Ronald William Reagan was born in an apartment on the second floor of a commercial building in Tampico, Illinois on February 6, 1911. Tampico is around 100 miles west of Chicago. At the time of the former President’s birth, his father worked at a variety store in Tampico.

One place to visit on the web is the Ronald Reagan Library where you can find a great deal of information about President Reagan’s life and legacy. Just go to the www.ReaganLibrary.com. Live webcasts are also planned for February 5 and 6 at the Web site. Today, President Reagan is one of the country’s most revered leaders. Visiting the Library’s website will provide you with a great deal of well-structured information.

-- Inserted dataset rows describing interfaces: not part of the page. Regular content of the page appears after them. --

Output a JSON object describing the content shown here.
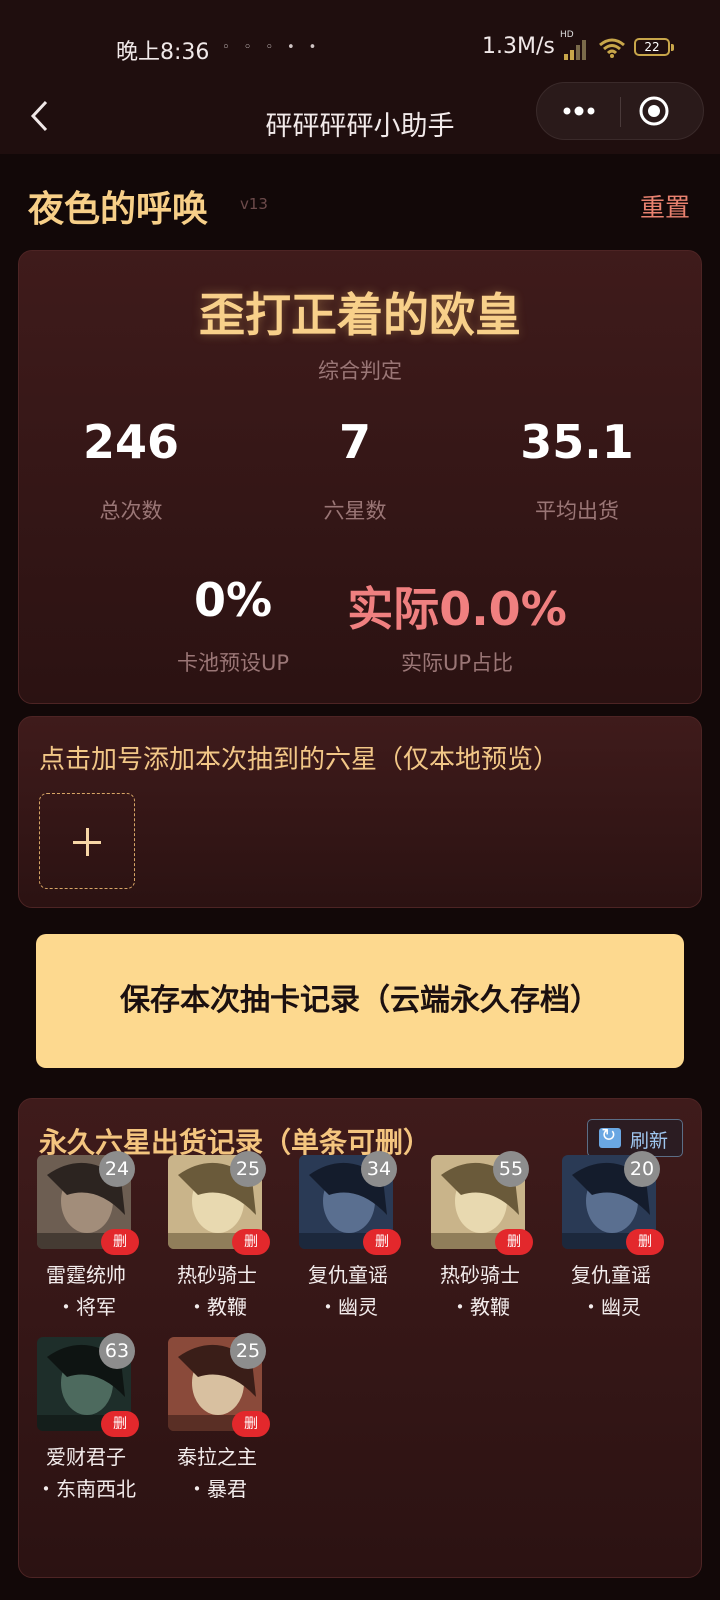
{
  "status_bar": {
    "time": "晚上8:36",
    "network_speed": "1.3M/s",
    "network_type": "HD",
    "battery": "22"
  },
  "nav": {
    "title": "砰砰砰砰小助手"
  },
  "pool": {
    "title": "夜色的呼唤",
    "version": "v13",
    "reset_label": "重置"
  },
  "summary": {
    "verdict": "歪打正着的欧皇",
    "verdict_label": "综合判定",
    "total_pulls": "246",
    "total_pulls_label": "总次数",
    "six_star_count": "7",
    "six_star_label": "六星数",
    "average": "35.1",
    "average_label": "平均出货",
    "preset_up": "0%",
    "preset_up_label": "卡池预设UP",
    "actual_up": "实际0.0%",
    "actual_up_label": "实际UP占比"
  },
  "add_section": {
    "hint": "点击加号添加本次抽到的六星（仅本地预览）"
  },
  "save_button": "保存本次抽卡记录（云端永久存档）",
  "records": {
    "title": "永久六星出货记录（单条可删）",
    "refresh_label": "刷新",
    "delete_label": "删",
    "items": [
      {
        "count": "24",
        "name": "雷霆统帅\n・将军"
      },
      {
        "count": "25",
        "name": "热砂骑士\n・教鞭"
      },
      {
        "count": "34",
        "name": "复仇童谣\n・幽灵"
      },
      {
        "count": "55",
        "name": "热砂骑士\n・教鞭"
      },
      {
        "count": "20",
        "name": "复仇童谣\n・幽灵"
      },
      {
        "count": "63",
        "name": "爱财君子\n・东南西北"
      },
      {
        "count": "25",
        "name": "泰拉之主\n・暴君"
      }
    ]
  },
  "colors": {
    "accent_gold": "#f7cf88",
    "save_button_bg": "#fdd98f",
    "delete_badge": "#e3282c",
    "reset_text": "#e98270"
  }
}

Now, I would like to turn to my personal meetings with President Reagan.

In 1984 and 1985, I had the privilege of serving on a Presidential Committee as an appointee of President Ronald Reagan. The President’s Committee on Women’s Business Ownership held hearings throughout the country and pondered questions about unfairness in the market place towards businesses owned by women. We focused on the many inequalities and issued a report with recommendations.

As a result of being on the Committee, I had two rare occasions to meet with President Reagan personally. The first came at a luncheon with the Committee and President Reagan in the Cabinet Room of the White House. During that luncheon, there was a give and take session with the President on the issues faced by the Committee. In order to put us at ease, the President started the luncheon by telling us to feel free to talk with our mouths full of food, or we would not get any work done. Needless to say, no one did – but there were many quick gulps. After the luncheon, the President took the time to pose for a picture with each member of the Committee in a relaxed atmosphere.

The next time I met with the President personally was at a State Dinner for President Jayewardene of Sri Lanka. It was in June of 1984. Other guests included Mr. and Mrs. Frank Sinatra, Tom Landry of the Dallas Cowboys, Fred MacMurray, and June Hauer, and Vice President and Mrs. George H.W. Bush. With Frank Sinatra singing for his supper and a star studded cast of guests, it was a thrilling experience. From the military escorts to the elaborate table settings, there was perfection – just at it should be at the home of the Free World’s leader. Violins at dinner set a tone of ambiance for the evening.

But, it was after dinner that the President’s sense of humor really came through. A small group had gathered in the lobby of the White House with the military orchestra playing in the background. In this small group was the President and Rich Little, the comedian. Rich Little was imitating President Reagan. Then, the president imitated Rich Little imitating Ronald Reagan. Everyone had a great laugh including the President.

The last time I met with the president was in 1988 when I was running for the United States Senate against Daniel Patrick Moynihan. President Reagan took time out of his busy day to meet with several Senate candidates. During the course of our discussions, I raised with the President whether he felt the Soviet Union would be interested in a program to reduce conventional arms in Europe. He indicated that the subject was discussed with Mr. Gorbachev at the recent Summit. He further stated that the reduction of conventional arms could be an important new opportunity for discussions with the Russians.

Next, he set up the taping of a video commercial for me to use during the campaign. If you would like to see it, go to www.BobMcMillan.net and click on video. While there was not one minute in that campaign that I ever felt that Pat Moynihan, the incumbent, could be defeated, Ronald Reagan still gave of his own time to give me a hand. That video has meant a lot to me over the years and just one of the positive signs about the wonderful nature of Ronald Wilson Reagan. He was a kind and wonderful human being beyond his leadership qualities.

 

Robert McMillan Website: www.bobmcmillan.net